*TRY IT:* Show every line in the material below in which the string "ffffff" appears.

MATERIAL FOR THE TASK below:

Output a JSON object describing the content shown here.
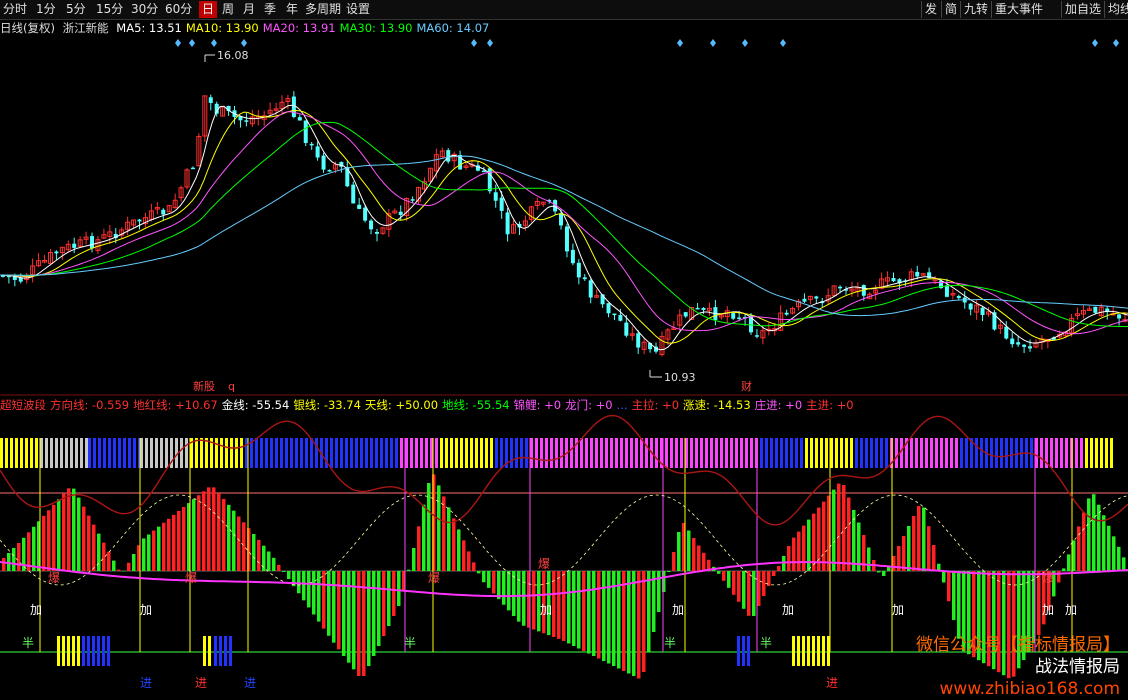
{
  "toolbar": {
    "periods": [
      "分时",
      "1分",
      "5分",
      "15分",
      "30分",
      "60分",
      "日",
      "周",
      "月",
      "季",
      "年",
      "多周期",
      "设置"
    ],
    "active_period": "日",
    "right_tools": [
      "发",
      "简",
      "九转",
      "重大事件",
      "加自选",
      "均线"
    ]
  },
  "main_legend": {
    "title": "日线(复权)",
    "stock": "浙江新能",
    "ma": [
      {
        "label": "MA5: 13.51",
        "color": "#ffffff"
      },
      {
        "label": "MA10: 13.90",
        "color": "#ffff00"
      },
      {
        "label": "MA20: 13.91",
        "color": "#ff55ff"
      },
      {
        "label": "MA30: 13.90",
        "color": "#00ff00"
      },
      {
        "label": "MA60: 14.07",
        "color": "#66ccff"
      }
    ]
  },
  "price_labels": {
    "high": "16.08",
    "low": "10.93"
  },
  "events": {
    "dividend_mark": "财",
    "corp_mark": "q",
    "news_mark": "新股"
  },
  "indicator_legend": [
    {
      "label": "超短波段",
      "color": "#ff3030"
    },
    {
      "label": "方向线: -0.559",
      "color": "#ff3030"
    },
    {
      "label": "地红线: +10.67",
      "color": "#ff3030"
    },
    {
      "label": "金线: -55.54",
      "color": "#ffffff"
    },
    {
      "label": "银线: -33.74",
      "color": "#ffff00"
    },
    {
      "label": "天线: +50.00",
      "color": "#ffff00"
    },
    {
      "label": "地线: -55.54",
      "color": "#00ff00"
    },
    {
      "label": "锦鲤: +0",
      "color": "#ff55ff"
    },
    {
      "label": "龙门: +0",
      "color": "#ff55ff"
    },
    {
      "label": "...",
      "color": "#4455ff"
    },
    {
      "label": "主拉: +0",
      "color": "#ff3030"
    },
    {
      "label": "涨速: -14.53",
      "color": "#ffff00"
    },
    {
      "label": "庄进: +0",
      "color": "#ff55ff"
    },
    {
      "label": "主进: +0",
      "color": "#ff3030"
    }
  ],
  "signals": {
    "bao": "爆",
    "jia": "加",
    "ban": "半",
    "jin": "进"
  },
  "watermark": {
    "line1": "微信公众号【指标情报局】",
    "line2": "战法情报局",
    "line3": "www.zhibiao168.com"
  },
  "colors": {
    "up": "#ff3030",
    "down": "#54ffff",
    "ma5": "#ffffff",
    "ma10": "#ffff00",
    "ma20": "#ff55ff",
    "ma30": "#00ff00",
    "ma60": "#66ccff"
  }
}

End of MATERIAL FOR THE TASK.
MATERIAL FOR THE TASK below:

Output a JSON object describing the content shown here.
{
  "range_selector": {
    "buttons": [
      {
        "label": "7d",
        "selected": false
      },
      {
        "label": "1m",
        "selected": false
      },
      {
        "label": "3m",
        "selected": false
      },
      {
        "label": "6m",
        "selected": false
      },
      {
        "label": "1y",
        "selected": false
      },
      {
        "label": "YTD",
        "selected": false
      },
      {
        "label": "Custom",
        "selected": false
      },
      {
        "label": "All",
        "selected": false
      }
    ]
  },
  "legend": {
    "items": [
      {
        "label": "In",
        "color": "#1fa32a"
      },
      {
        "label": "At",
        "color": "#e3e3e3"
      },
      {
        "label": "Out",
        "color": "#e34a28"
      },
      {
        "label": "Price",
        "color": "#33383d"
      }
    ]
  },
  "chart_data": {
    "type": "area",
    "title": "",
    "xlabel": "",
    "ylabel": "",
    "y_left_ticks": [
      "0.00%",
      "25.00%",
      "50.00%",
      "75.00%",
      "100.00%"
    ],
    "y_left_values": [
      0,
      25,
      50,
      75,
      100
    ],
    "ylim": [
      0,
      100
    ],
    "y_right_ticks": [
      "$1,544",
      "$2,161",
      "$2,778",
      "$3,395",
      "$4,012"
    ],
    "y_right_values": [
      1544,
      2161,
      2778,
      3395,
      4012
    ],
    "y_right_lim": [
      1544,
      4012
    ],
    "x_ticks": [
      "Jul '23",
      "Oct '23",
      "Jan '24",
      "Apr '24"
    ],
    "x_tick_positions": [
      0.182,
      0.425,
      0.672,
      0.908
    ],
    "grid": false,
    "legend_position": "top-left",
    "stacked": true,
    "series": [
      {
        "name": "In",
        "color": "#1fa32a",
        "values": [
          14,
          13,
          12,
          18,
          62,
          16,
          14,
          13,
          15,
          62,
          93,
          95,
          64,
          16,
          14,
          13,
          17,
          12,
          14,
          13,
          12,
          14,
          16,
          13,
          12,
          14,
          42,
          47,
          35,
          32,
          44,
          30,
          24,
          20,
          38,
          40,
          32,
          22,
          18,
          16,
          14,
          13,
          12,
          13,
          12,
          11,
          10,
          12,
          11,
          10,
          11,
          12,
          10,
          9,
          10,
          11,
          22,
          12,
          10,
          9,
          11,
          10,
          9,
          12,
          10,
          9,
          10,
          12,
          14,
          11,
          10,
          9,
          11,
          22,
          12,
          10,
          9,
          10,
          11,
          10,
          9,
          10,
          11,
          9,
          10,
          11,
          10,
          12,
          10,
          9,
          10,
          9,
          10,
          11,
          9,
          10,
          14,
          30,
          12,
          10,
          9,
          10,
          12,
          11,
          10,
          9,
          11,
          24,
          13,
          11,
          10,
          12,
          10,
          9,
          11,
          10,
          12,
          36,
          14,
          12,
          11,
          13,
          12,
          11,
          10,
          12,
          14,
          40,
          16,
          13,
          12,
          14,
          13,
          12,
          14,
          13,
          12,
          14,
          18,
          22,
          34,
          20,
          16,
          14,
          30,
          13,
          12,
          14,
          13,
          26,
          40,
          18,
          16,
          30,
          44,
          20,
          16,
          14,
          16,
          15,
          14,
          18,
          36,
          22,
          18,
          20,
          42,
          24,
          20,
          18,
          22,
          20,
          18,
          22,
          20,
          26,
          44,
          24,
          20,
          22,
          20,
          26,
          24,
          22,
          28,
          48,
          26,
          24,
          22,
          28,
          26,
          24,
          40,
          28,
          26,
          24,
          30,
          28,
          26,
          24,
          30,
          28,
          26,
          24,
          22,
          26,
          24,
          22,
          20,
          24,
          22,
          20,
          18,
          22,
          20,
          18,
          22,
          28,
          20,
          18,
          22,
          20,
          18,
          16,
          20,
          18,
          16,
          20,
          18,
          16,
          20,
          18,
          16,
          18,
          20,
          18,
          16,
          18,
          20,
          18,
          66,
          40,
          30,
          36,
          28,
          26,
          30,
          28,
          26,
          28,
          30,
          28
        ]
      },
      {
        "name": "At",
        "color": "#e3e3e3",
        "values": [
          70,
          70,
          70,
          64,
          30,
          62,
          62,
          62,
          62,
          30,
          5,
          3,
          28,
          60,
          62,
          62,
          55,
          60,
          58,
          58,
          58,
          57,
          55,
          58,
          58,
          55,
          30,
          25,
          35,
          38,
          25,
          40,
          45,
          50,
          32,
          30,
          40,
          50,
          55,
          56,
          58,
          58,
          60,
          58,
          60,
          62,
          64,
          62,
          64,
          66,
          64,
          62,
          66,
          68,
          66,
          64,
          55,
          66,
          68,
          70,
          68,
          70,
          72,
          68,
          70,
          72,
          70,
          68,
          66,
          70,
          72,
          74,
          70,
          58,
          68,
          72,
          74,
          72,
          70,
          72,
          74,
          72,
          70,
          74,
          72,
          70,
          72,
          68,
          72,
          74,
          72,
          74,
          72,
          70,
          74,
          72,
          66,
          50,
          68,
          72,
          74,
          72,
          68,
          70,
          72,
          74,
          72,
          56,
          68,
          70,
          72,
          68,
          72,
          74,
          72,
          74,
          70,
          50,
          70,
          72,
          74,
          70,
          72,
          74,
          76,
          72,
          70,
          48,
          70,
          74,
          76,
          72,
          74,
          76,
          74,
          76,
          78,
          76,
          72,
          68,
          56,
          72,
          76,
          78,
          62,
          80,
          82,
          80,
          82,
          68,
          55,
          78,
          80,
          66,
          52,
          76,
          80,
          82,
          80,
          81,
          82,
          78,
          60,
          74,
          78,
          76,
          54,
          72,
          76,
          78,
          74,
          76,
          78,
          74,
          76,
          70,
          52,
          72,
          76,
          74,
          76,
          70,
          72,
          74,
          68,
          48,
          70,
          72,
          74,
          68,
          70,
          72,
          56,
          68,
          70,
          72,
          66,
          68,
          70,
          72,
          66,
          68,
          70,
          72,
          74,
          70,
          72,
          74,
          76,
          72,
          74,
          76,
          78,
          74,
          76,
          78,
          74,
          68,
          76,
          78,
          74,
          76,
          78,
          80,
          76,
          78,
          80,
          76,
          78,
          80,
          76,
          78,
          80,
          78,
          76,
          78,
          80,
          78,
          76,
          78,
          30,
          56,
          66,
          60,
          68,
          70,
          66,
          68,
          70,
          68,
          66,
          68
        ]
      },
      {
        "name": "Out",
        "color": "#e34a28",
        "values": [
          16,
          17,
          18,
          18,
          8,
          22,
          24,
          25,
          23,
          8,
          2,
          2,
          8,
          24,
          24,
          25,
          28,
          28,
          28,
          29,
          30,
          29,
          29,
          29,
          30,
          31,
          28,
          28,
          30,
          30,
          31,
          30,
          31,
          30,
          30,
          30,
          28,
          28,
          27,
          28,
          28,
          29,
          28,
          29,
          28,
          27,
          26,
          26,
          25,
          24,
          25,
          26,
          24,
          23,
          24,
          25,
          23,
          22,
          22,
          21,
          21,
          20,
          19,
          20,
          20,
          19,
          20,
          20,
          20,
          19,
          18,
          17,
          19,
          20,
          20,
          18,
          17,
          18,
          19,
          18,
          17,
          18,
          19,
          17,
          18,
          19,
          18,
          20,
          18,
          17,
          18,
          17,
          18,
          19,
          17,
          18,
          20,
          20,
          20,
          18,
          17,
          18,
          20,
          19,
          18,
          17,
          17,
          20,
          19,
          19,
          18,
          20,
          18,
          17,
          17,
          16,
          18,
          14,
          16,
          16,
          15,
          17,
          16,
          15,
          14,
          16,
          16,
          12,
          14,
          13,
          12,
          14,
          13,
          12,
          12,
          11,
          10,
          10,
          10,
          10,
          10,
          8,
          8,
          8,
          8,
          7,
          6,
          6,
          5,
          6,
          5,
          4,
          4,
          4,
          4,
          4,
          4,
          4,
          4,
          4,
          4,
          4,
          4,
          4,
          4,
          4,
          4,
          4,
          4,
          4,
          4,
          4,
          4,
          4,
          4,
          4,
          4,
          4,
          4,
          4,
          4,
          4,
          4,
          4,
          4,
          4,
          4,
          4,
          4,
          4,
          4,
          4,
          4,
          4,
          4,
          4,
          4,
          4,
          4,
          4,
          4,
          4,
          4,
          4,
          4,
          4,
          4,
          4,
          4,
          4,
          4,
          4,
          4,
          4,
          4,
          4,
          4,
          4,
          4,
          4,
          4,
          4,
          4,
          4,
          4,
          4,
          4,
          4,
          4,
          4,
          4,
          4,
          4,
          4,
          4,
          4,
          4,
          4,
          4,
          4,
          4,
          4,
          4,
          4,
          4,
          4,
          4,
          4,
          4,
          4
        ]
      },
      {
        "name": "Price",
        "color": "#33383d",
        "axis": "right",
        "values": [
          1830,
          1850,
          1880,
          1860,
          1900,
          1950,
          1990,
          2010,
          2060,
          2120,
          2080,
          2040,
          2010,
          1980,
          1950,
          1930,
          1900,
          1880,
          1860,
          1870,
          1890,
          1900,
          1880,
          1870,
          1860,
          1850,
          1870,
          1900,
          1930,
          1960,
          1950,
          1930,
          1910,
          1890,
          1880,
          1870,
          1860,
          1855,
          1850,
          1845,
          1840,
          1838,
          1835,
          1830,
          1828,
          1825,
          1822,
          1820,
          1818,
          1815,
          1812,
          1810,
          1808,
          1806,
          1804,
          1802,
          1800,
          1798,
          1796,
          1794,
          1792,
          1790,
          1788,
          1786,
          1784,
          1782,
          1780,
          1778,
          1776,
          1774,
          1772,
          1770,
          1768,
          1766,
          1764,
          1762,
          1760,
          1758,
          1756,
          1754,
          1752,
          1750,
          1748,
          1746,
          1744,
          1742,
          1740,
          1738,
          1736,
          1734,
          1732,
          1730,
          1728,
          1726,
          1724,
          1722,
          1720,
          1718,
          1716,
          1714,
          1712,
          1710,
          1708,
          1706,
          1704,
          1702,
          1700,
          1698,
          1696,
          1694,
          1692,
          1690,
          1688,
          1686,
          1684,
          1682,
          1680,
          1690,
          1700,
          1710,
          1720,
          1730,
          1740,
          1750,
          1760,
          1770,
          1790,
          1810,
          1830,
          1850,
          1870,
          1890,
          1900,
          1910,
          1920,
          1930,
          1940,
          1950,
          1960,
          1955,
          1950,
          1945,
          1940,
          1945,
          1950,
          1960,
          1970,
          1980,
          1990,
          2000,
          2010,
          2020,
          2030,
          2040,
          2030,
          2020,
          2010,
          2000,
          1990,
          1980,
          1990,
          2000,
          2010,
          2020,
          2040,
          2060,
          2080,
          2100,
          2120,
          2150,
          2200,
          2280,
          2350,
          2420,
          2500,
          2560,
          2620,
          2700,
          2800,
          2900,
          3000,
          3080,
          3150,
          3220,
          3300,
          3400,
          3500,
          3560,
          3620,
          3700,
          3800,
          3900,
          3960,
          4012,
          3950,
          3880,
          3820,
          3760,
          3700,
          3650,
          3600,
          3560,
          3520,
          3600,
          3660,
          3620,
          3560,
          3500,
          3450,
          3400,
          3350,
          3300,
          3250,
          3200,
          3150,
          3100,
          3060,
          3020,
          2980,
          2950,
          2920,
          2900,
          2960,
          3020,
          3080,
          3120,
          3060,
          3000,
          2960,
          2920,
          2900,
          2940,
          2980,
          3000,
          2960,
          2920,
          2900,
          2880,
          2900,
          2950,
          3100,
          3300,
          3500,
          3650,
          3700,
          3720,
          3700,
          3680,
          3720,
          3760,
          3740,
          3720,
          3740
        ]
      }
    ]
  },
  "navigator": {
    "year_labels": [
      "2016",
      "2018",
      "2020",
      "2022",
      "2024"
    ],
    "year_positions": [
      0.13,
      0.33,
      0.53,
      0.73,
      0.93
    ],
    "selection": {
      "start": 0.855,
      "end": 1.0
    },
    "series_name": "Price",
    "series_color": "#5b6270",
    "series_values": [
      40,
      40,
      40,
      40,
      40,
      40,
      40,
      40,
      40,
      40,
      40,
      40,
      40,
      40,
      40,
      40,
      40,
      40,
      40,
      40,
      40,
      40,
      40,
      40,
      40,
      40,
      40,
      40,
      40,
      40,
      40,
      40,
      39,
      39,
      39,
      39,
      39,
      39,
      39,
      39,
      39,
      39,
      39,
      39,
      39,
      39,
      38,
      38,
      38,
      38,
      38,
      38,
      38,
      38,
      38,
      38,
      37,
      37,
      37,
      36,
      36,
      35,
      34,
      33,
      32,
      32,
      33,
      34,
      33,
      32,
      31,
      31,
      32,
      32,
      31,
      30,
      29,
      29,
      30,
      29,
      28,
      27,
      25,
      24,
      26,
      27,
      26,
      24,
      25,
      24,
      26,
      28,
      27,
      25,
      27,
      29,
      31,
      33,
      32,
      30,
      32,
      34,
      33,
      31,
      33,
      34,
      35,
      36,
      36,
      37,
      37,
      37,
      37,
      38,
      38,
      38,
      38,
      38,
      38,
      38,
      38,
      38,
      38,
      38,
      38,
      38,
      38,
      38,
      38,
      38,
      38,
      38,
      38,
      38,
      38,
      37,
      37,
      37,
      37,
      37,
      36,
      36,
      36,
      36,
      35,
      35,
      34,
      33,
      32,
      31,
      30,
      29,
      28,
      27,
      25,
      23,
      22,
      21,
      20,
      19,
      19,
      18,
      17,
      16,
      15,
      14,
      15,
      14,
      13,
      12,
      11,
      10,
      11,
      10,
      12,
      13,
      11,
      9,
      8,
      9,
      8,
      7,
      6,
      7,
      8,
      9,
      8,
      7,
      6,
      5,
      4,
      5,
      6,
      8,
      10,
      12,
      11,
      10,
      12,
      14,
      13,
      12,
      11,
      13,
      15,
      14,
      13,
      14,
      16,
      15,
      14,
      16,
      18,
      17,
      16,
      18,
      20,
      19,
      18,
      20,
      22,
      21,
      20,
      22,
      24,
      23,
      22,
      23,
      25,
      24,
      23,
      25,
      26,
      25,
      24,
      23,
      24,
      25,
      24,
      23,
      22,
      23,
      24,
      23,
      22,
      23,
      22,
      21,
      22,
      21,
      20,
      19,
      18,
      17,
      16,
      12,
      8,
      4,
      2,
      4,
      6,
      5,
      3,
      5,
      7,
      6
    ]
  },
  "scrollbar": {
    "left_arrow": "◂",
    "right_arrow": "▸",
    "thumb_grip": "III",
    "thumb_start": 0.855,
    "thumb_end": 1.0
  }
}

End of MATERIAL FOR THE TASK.
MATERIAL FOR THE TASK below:

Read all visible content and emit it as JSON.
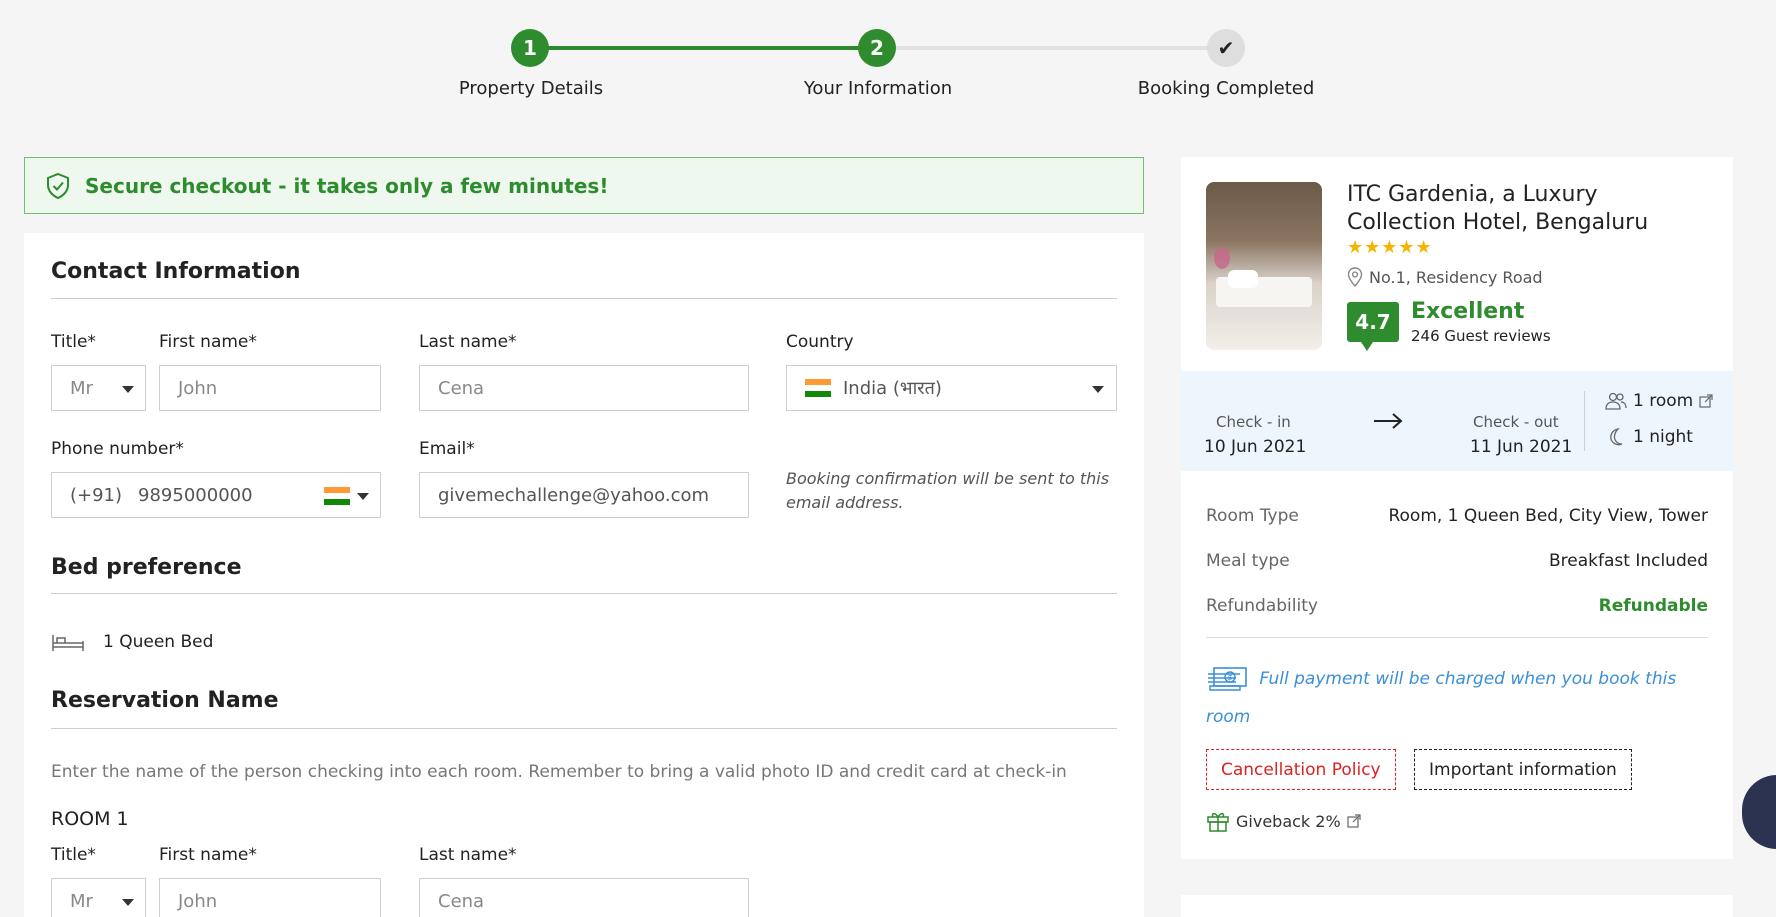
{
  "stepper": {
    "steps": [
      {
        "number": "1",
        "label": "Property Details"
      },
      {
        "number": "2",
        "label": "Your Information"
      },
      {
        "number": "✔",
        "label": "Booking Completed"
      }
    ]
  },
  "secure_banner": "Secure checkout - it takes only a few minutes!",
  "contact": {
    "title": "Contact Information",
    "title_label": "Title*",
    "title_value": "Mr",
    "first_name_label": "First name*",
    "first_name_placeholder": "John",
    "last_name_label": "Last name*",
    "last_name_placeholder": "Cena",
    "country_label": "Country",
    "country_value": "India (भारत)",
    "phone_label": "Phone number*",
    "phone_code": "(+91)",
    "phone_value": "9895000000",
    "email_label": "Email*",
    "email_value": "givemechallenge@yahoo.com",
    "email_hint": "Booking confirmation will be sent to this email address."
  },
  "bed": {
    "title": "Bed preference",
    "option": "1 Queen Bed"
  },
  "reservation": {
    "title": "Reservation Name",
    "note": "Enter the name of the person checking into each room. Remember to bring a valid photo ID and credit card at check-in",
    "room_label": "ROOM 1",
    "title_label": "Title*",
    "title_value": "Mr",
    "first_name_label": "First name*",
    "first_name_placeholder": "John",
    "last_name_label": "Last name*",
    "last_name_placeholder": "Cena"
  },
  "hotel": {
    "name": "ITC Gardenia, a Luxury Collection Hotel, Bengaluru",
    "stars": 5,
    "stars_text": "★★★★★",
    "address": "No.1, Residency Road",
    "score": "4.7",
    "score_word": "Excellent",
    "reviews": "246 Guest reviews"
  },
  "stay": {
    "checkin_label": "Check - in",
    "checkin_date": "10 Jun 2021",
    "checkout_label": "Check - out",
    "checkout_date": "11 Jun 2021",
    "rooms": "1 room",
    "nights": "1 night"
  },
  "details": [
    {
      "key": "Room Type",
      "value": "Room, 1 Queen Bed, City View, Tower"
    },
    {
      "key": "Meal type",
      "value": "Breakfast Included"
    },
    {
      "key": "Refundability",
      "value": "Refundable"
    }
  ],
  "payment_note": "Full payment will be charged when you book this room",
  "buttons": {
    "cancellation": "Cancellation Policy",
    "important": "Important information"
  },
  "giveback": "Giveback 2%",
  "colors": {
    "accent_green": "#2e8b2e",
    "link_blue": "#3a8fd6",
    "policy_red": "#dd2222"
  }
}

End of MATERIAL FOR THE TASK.

*ANSWER SPACE:*
        "color": "#ffffff"
      "color": "#ffffff"
    "ma5": "#ffffff",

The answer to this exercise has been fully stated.